_Task goal_
What is needed is a word-for-word copy of the records below.

┄┄┄┄┄┄

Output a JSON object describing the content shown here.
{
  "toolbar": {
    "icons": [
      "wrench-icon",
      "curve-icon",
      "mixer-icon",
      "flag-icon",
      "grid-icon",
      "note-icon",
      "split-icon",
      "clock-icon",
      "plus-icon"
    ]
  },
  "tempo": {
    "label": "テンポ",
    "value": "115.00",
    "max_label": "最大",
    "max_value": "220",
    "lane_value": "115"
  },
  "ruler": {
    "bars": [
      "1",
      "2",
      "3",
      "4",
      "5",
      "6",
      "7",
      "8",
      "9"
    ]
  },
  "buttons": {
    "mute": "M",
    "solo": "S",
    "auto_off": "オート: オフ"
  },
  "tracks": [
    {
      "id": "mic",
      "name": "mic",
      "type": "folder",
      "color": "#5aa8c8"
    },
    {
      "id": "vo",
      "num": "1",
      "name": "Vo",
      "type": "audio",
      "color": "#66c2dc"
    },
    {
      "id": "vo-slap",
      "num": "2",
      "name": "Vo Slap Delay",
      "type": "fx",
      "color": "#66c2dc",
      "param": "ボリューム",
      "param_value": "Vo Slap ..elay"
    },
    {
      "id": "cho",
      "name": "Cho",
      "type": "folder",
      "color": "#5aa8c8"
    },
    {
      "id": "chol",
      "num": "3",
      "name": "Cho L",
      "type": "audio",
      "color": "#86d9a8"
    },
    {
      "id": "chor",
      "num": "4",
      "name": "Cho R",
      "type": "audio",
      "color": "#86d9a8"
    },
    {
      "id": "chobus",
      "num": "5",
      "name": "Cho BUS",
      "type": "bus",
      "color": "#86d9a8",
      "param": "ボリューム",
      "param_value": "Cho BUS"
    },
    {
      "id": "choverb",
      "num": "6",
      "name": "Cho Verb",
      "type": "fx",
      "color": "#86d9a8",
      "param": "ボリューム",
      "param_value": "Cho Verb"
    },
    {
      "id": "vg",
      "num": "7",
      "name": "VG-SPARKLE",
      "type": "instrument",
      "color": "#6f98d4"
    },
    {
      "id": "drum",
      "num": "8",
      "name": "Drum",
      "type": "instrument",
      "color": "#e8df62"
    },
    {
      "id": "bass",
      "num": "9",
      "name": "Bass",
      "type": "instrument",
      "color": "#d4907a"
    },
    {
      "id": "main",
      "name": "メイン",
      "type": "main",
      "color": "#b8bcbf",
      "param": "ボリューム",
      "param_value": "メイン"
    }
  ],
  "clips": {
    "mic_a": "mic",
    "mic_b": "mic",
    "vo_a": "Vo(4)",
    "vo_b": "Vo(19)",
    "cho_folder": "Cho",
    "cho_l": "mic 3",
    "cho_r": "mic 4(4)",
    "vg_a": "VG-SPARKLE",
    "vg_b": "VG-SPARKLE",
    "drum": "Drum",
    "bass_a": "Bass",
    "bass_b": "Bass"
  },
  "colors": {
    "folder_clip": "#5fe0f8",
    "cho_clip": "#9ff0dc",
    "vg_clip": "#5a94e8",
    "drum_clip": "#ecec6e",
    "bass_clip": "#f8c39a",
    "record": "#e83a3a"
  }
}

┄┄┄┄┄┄

_Exercise output_
Output a JSON object describing the content shown here.
{
  "toolbar": {
    "icons": [
      "wrench-icon",
      "curve-icon",
      "mixer-icon",
      "flag-icon",
      "grid-icon",
      "note-icon",
      "split-icon",
      "clock-icon",
      "plus-icon"
    ]
  },
  "tempo": {
    "label": "テンポ",
    "value": "115.00",
    "max_label": "最大",
    "max_value": "220",
    "lane_value": "115"
  },
  "ruler": {
    "bars": [
      "1",
      "2",
      "3",
      "4",
      "5",
      "6",
      "7",
      "8",
      "9"
    ]
  },
  "buttons": {
    "mute": "M",
    "solo": "S",
    "auto_off": "オート: オフ"
  },
  "tracks": [
    {
      "id": "mic",
      "name": "mic",
      "type": "folder",
      "color": "#5aa8c8"
    },
    {
      "id": "vo",
      "num": "1",
      "name": "Vo",
      "type": "audio",
      "color": "#66c2dc"
    },
    {
      "id": "vo-slap",
      "num": "2",
      "name": "Vo Slap Delay",
      "type": "fx",
      "color": "#66c2dc",
      "param": "ボリューム",
      "param_value": "Vo Slap ..elay"
    },
    {
      "id": "cho",
      "name": "Cho",
      "type": "folder",
      "color": "#5aa8c8"
    },
    {
      "id": "chol",
      "num": "3",
      "name": "Cho L",
      "type": "audio",
      "color": "#86d9a8"
    },
    {
      "id": "chor",
      "num": "4",
      "name": "Cho R",
      "type": "audio",
      "color": "#86d9a8"
    },
    {
      "id": "chobus",
      "num": "5",
      "name": "Cho BUS",
      "type": "bus",
      "color": "#86d9a8",
      "param": "ボリューム",
      "param_value": "Cho BUS"
    },
    {
      "id": "choverb",
      "num": "6",
      "name": "Cho Verb",
      "type": "fx",
      "color": "#86d9a8",
      "param": "ボリューム",
      "param_value": "Cho Verb"
    },
    {
      "id": "vg",
      "num": "7",
      "name": "VG-SPARKLE",
      "type": "instrument",
      "color": "#6f98d4"
    },
    {
      "id": "drum",
      "num": "8",
      "name": "Drum",
      "type": "instrument",
      "color": "#e8df62"
    },
    {
      "id": "bass",
      "num": "9",
      "name": "Bass",
      "type": "instrument",
      "color": "#d4907a"
    },
    {
      "id": "main",
      "name": "メイン",
      "type": "main",
      "color": "#b8bcbf",
      "param": "ボリューム",
      "param_value": "メイン"
    }
  ],
  "clips": {
    "mic_a": "mic",
    "mic_b": "mic",
    "vo_a": "Vo(4)",
    "vo_b": "Vo(19)",
    "cho_folder": "Cho",
    "cho_l": "mic 3",
    "cho_r": "mic 4(4)",
    "vg_a": "VG-SPARKLE",
    "vg_b": "VG-SPARKLE",
    "drum": "Drum",
    "bass_a": "Bass",
    "bass_b": "Bass"
  },
  "colors": {
    "folder_clip": "#5fe0f8",
    "cho_clip": "#9ff0dc",
    "vg_clip": "#5a94e8",
    "drum_clip": "#ecec6e",
    "bass_clip": "#f8c39a",
    "record": "#e83a3a"
  }
}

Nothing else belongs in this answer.